■ **Work task**
Look for "export" in each line of the entries, and return the matching lines.

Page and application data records

----------------

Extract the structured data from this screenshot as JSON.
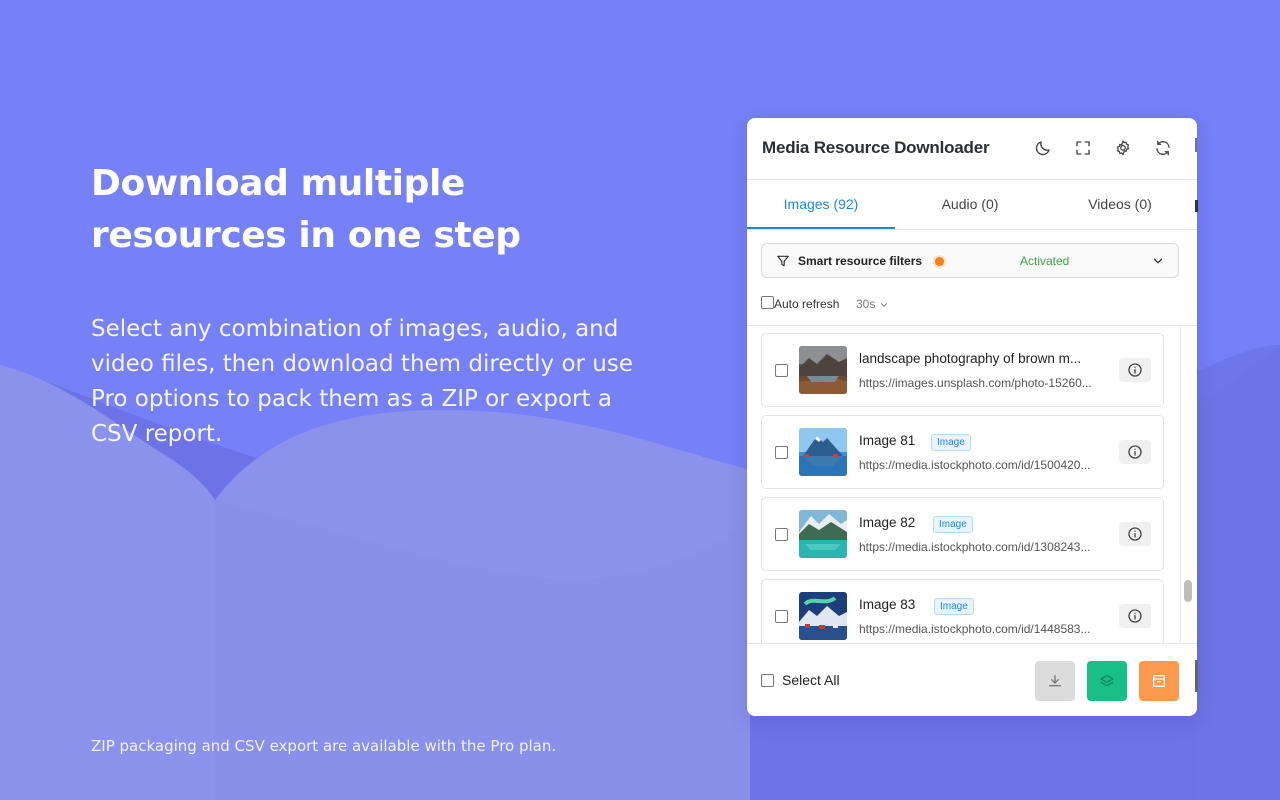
{
  "hero": {
    "title": "Download multiple resources in one step",
    "description": "Select any combination of images, audio, and video files, then download them directly or use Pro options to pack them as a ZIP or export a CSV report.",
    "footnote": "ZIP packaging and CSV export are available with the Pro plan."
  },
  "panel": {
    "title": "Media Resource Downloader",
    "header_icons": [
      "moon-icon",
      "fullscreen-icon",
      "gear-icon",
      "refresh-icon"
    ],
    "tabs": [
      {
        "label": "Images (92)",
        "active": true
      },
      {
        "label": "Audio (0)",
        "active": false
      },
      {
        "label": "Videos (0)",
        "active": false
      }
    ],
    "filter": {
      "label": "Smart resource filters",
      "status": "Activated"
    },
    "auto_refresh": {
      "label": "Auto refresh",
      "interval": "30s",
      "checked": false
    },
    "items": [
      {
        "name": "landscape photography of brown m...",
        "badge": "",
        "url": "https://images.unsplash.com/photo-15260...",
        "thumb": "mountain-lake-photo"
      },
      {
        "name": "Image 81",
        "badge": "Image",
        "url": "https://media.istockphoto.com/id/1500420...",
        "thumb": "blue-mountain-photo"
      },
      {
        "name": "Image 82",
        "badge": "Image",
        "url": "https://media.istockphoto.com/id/1308243...",
        "thumb": "turquoise-lake-photo"
      },
      {
        "name": "Image 83",
        "badge": "Image",
        "url": "https://media.istockphoto.com/id/1448583...",
        "thumb": "aurora-village-photo"
      }
    ],
    "footer": {
      "select_all_label": "Select All",
      "buttons": [
        {
          "icon": "download-icon",
          "color": "#dcdcdc"
        },
        {
          "icon": "layers-icon",
          "color": "#18bf86"
        },
        {
          "icon": "archive-icon",
          "color": "#fd9a4c"
        }
      ]
    }
  },
  "colors": {
    "background": "#7680f7",
    "accent": "#1d87e4",
    "active_status": "#3aa54b",
    "filter_dot": "#fa7d1a"
  }
}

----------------

■ **Written solution**
    "description": "Select any combination of images, audio, and video files, then download them directly or use Pro options to pack them as a ZIP or export a CSV report.",
    "footnote": "ZIP packaging and CSV export are available with the Pro plan."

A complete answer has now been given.